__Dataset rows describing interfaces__
▬▬▬▬▬▬
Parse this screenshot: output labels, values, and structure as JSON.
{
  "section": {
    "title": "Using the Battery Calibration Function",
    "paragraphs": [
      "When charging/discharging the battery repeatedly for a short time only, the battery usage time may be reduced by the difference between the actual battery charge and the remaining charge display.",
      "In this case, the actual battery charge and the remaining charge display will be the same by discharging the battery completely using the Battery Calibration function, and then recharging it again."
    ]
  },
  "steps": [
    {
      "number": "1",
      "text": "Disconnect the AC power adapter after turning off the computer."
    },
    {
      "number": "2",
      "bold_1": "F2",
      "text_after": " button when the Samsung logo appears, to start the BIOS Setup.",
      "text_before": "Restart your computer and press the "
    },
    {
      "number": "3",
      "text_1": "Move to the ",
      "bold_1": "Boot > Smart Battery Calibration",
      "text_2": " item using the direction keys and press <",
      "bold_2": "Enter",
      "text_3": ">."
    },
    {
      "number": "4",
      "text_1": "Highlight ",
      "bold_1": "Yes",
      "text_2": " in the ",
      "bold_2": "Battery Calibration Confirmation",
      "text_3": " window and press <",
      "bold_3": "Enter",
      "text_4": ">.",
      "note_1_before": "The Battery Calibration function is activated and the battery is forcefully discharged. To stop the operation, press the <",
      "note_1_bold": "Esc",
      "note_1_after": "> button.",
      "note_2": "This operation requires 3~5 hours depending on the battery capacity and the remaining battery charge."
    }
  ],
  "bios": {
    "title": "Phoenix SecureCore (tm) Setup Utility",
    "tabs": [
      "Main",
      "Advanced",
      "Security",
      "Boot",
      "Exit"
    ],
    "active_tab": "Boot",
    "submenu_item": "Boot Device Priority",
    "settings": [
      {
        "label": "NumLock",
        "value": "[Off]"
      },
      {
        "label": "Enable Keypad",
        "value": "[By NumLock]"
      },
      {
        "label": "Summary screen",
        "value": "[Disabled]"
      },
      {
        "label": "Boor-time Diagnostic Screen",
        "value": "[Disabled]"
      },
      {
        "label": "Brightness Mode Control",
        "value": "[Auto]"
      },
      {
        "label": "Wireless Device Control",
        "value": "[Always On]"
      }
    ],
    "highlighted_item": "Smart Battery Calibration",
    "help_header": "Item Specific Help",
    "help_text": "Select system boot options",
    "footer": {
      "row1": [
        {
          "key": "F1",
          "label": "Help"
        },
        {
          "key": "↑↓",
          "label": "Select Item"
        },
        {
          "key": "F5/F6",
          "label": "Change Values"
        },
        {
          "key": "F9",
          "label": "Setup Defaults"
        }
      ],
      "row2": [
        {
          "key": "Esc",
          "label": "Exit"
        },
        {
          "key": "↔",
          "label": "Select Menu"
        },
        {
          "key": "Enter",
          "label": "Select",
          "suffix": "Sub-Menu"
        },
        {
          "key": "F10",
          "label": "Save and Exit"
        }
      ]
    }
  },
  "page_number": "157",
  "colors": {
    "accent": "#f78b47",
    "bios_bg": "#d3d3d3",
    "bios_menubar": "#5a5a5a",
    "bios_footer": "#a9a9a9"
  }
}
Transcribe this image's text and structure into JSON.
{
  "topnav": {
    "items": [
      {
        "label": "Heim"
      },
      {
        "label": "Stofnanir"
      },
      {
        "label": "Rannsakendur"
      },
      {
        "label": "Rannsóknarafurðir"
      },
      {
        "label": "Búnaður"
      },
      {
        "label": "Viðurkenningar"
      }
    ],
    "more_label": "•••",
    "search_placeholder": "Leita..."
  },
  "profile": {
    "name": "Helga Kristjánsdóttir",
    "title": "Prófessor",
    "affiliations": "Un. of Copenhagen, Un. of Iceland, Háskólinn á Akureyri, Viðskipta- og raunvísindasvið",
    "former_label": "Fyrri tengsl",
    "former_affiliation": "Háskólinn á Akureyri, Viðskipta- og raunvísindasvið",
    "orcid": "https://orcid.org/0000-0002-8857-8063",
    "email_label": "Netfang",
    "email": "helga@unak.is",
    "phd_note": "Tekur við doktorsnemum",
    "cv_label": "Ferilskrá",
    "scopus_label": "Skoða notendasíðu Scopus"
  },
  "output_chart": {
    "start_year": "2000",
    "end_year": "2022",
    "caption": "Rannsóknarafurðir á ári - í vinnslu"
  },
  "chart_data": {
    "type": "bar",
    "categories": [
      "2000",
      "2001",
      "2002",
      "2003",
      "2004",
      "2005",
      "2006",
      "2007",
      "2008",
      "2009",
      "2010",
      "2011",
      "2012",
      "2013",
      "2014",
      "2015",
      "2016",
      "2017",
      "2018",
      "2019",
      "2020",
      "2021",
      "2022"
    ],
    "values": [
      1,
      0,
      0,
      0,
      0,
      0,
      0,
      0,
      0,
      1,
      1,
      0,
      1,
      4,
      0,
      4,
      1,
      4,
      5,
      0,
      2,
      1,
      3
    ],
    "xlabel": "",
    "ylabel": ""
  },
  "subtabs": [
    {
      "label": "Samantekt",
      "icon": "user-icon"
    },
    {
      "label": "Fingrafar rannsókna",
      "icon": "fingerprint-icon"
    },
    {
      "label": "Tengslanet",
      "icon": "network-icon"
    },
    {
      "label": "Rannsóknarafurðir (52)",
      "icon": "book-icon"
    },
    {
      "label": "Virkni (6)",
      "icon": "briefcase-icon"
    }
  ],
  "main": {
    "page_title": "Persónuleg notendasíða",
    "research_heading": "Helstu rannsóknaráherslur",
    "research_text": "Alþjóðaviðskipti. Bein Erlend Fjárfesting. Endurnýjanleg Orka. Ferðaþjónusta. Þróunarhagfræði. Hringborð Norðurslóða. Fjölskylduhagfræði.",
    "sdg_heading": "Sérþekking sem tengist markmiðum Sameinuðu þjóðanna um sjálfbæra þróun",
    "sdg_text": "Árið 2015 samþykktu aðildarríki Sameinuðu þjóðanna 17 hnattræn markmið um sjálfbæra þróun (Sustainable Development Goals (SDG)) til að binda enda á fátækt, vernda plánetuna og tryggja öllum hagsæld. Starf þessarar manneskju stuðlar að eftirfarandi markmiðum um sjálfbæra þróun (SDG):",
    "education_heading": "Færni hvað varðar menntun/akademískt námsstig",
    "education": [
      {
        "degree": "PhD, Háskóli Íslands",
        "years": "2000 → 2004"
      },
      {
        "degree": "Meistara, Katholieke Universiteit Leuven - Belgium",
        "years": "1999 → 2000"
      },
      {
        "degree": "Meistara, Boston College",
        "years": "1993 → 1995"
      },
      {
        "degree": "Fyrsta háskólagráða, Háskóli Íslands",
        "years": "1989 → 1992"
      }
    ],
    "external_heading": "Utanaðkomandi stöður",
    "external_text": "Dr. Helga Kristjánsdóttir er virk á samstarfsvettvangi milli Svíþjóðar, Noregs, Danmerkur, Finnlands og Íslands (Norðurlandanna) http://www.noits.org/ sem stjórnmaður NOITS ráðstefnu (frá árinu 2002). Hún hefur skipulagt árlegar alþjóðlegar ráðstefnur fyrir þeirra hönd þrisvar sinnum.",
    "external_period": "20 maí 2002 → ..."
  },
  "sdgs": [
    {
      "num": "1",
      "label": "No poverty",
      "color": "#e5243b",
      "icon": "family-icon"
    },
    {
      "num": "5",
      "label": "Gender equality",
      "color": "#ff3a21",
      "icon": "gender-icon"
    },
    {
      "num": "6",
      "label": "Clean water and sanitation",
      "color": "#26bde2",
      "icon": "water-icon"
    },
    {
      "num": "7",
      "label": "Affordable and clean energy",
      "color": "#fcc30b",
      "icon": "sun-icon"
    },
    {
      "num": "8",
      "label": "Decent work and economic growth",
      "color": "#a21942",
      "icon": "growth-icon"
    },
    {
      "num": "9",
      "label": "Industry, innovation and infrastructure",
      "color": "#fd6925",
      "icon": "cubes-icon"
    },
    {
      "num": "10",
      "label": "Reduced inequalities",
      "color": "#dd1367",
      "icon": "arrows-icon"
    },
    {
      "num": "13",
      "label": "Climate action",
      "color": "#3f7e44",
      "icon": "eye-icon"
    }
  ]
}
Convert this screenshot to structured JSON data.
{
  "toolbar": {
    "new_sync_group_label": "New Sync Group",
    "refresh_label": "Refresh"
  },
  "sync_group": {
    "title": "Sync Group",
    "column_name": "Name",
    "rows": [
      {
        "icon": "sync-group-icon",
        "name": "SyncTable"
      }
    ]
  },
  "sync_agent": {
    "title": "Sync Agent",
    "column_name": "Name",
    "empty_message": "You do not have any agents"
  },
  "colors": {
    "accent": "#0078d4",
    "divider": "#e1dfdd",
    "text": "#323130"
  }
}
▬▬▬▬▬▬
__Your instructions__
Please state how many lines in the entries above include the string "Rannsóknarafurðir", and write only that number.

__Completed exercise__
3